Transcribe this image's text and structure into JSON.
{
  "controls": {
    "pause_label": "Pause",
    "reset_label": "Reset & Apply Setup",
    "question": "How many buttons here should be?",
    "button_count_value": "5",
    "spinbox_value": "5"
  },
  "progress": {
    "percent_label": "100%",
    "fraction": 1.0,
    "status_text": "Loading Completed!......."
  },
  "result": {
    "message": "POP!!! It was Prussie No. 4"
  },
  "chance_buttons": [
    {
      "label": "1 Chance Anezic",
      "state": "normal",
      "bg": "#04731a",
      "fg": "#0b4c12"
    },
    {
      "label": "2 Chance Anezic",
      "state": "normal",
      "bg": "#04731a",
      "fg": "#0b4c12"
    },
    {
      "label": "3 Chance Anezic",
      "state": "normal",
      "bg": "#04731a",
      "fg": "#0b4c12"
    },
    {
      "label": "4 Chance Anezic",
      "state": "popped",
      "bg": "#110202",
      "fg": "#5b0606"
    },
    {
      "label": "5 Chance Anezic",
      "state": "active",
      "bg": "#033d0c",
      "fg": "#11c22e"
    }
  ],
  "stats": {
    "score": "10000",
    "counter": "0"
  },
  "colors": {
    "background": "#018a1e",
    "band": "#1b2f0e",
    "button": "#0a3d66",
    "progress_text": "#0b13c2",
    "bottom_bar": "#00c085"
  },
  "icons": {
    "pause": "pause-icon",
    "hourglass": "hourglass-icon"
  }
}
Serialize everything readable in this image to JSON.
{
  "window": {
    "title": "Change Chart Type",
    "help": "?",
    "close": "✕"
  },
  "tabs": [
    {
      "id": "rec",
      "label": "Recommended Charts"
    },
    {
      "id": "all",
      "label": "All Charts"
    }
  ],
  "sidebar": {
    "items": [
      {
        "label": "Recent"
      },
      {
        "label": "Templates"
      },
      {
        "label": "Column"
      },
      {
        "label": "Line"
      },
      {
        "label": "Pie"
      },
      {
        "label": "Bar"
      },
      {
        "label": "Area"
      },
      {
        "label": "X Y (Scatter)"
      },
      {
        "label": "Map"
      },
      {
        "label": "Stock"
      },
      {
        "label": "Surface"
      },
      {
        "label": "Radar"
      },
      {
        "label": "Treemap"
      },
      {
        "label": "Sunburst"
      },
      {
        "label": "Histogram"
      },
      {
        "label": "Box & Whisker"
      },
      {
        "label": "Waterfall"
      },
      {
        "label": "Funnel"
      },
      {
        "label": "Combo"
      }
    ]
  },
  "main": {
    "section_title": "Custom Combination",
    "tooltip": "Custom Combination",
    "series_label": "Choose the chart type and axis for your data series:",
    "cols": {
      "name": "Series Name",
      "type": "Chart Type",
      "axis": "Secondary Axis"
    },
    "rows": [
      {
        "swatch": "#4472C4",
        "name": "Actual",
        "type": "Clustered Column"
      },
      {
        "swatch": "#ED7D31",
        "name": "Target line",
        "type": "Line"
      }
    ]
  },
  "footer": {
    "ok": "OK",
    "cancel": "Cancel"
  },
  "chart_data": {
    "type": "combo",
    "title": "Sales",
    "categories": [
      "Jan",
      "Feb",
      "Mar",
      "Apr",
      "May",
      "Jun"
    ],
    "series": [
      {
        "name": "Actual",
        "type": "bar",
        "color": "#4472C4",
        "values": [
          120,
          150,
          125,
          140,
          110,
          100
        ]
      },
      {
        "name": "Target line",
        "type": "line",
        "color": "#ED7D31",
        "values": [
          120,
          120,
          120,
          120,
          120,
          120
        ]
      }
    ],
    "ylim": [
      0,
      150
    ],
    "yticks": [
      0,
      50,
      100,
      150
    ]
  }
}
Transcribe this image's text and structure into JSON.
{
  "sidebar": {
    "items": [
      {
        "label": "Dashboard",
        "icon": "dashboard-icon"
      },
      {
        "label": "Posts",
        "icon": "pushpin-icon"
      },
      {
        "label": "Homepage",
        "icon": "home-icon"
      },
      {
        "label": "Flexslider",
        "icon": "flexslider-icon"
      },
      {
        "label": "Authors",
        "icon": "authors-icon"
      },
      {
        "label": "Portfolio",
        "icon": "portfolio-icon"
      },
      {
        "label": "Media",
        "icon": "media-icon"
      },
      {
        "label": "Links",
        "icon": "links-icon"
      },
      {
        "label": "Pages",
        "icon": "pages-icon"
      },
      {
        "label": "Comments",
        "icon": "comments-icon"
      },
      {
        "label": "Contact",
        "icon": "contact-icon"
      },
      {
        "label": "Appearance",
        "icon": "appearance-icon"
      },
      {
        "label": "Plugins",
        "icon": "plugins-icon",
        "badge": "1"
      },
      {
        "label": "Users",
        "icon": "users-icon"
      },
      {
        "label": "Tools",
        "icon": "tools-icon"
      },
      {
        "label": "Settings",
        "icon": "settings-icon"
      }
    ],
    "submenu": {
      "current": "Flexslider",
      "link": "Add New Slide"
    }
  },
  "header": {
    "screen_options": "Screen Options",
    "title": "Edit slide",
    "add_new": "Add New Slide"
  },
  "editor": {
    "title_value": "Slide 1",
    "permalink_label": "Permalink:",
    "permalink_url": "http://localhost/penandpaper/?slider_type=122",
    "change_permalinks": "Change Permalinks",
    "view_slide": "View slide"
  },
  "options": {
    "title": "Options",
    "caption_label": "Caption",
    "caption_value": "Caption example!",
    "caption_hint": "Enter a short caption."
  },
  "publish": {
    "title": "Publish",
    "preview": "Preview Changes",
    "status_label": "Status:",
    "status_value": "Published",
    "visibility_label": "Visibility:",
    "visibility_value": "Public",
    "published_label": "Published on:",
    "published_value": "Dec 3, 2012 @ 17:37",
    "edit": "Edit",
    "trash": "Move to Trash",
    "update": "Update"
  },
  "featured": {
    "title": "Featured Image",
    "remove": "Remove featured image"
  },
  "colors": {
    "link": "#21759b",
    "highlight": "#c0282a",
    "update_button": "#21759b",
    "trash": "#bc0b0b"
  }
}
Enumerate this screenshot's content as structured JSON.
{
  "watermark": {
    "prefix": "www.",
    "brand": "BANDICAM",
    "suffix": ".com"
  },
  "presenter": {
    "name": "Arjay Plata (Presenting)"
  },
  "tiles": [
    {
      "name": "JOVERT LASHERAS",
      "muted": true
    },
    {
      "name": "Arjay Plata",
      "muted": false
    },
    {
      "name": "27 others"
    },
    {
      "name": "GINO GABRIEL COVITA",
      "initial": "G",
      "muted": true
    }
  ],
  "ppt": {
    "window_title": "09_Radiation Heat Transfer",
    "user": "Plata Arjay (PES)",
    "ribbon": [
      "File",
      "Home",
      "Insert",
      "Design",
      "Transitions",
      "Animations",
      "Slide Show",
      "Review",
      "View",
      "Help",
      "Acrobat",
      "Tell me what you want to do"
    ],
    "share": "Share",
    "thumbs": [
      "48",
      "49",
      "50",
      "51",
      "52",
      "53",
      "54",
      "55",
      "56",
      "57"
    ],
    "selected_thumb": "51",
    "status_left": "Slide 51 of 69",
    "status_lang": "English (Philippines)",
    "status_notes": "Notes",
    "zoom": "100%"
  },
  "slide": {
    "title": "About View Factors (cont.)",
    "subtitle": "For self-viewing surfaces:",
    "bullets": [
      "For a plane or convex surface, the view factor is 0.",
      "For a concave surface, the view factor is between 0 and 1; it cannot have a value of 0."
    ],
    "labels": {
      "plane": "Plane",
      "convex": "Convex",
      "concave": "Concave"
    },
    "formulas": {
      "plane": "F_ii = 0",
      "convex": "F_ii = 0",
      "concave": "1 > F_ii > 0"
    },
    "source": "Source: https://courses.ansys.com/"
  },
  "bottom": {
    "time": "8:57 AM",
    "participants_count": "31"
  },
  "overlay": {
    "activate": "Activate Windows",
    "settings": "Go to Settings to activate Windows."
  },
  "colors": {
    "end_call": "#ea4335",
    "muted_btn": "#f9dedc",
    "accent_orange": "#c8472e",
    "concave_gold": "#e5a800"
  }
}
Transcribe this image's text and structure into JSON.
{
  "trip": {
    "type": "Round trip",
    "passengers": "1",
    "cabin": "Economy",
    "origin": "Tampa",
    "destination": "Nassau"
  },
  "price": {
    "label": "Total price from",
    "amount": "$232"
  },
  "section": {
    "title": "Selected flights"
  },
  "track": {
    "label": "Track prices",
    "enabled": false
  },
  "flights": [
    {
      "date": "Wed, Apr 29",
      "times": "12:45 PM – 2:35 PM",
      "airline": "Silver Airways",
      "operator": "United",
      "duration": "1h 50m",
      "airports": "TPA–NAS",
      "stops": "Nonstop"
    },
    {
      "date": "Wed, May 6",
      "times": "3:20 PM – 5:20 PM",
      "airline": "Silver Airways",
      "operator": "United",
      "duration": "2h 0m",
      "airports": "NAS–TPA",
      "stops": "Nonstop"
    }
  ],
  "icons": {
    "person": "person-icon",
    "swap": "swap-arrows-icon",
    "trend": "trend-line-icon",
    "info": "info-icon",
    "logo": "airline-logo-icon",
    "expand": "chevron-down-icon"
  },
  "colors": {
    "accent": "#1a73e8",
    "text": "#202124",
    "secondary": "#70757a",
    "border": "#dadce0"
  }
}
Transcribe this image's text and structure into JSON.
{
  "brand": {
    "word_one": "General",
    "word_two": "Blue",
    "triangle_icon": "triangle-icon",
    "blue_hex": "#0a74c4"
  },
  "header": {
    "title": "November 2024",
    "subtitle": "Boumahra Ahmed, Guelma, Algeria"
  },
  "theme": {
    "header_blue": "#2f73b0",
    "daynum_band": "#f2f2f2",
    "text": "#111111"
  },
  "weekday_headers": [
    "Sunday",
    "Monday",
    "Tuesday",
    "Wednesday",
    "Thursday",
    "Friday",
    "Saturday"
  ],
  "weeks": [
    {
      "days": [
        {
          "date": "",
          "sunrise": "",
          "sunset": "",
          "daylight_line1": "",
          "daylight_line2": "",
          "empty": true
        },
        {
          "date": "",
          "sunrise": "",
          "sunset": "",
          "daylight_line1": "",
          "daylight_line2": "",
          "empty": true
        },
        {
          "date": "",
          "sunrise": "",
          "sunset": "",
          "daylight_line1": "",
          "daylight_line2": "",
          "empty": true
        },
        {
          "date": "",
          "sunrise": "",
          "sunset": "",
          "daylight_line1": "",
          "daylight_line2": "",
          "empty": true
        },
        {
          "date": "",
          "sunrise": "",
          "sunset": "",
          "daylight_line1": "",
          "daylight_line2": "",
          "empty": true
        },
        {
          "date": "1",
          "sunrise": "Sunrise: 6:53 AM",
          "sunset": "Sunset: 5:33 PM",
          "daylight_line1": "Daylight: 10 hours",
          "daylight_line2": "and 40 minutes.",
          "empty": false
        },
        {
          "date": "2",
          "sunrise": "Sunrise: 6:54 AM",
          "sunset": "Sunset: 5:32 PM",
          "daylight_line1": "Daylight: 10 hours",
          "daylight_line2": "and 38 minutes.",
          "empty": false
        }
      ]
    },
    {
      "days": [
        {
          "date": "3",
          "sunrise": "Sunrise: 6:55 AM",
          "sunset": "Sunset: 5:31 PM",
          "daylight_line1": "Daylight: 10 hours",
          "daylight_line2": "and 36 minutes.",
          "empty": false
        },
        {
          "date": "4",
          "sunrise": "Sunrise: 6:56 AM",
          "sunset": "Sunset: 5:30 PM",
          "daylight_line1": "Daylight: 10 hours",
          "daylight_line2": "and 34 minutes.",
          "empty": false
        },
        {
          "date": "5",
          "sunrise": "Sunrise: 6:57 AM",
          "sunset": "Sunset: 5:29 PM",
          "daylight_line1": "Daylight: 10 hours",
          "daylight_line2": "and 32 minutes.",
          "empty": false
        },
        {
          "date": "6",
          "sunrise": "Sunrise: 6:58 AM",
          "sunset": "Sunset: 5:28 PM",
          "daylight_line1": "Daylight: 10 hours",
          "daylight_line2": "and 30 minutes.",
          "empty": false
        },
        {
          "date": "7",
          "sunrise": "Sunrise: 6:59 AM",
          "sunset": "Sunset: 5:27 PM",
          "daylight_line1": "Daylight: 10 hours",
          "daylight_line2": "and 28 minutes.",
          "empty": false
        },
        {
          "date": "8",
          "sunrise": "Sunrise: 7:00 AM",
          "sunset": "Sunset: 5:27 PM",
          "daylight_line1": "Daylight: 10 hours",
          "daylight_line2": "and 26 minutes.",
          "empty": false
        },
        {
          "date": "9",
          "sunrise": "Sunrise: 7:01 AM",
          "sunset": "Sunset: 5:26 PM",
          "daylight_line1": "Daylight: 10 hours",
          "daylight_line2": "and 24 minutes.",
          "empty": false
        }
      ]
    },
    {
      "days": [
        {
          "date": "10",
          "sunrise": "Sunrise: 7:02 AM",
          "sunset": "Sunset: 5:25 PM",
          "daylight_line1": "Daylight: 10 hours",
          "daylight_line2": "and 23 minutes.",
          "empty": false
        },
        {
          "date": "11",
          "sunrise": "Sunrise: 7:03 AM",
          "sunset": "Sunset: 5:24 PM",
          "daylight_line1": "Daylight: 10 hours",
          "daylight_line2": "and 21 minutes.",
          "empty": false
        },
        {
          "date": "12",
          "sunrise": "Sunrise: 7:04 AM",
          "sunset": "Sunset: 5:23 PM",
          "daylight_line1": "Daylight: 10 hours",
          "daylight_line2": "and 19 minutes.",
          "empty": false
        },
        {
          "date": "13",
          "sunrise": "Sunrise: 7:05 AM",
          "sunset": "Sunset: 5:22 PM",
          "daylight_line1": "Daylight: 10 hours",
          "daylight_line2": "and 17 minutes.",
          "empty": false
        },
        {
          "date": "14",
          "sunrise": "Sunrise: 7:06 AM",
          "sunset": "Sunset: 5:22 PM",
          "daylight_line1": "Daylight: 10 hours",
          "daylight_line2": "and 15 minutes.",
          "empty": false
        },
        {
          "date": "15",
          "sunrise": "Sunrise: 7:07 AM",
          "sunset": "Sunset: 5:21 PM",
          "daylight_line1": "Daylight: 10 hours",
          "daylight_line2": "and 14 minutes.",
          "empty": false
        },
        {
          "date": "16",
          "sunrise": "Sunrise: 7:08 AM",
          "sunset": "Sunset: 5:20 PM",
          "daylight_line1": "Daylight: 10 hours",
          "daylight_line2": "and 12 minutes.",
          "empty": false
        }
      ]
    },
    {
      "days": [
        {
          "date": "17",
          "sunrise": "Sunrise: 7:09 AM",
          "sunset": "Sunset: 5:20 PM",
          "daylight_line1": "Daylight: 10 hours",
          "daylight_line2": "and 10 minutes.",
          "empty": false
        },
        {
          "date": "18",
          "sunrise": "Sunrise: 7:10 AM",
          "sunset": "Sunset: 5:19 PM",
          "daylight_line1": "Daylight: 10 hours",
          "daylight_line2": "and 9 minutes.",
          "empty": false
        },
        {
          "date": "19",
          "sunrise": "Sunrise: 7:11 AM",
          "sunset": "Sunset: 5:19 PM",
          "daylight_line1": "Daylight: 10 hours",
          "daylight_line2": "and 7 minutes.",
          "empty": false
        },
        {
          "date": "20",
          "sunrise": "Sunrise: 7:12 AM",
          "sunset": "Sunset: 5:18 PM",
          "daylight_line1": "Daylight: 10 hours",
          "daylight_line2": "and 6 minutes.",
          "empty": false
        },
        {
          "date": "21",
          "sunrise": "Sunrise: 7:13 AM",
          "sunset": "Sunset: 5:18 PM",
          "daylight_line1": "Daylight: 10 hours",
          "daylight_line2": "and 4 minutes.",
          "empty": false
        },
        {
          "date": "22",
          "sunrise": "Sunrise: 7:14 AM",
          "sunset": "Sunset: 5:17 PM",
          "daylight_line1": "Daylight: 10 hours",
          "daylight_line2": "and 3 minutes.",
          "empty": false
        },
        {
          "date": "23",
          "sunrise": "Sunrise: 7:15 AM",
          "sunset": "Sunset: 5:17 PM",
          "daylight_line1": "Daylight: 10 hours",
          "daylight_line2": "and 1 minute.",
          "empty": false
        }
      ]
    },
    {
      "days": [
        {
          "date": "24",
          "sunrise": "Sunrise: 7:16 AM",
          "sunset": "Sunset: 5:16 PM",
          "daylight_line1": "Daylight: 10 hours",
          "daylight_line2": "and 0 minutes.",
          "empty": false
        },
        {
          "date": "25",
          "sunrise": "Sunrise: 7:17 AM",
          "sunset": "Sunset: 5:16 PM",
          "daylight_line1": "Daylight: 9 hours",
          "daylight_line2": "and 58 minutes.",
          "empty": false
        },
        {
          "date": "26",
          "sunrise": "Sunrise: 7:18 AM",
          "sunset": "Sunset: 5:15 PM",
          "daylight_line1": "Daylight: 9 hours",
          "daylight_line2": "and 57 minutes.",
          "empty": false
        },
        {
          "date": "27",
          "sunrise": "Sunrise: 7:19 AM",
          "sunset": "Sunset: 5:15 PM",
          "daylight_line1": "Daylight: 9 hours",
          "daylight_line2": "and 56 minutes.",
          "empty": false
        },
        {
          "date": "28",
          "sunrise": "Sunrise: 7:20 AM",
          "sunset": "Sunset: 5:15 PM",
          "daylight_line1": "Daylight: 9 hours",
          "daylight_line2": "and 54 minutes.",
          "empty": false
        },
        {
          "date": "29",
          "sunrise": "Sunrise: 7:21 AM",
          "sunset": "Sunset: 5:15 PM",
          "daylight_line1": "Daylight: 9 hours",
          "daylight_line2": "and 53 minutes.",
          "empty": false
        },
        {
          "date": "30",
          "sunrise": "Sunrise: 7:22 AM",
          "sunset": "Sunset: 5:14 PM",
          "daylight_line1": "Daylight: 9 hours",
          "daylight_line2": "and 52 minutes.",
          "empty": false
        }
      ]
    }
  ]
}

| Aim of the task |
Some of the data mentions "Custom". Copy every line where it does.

| Result for this task |
    "section_title": "Custom Combination",
    "tooltip": "Custom Combination",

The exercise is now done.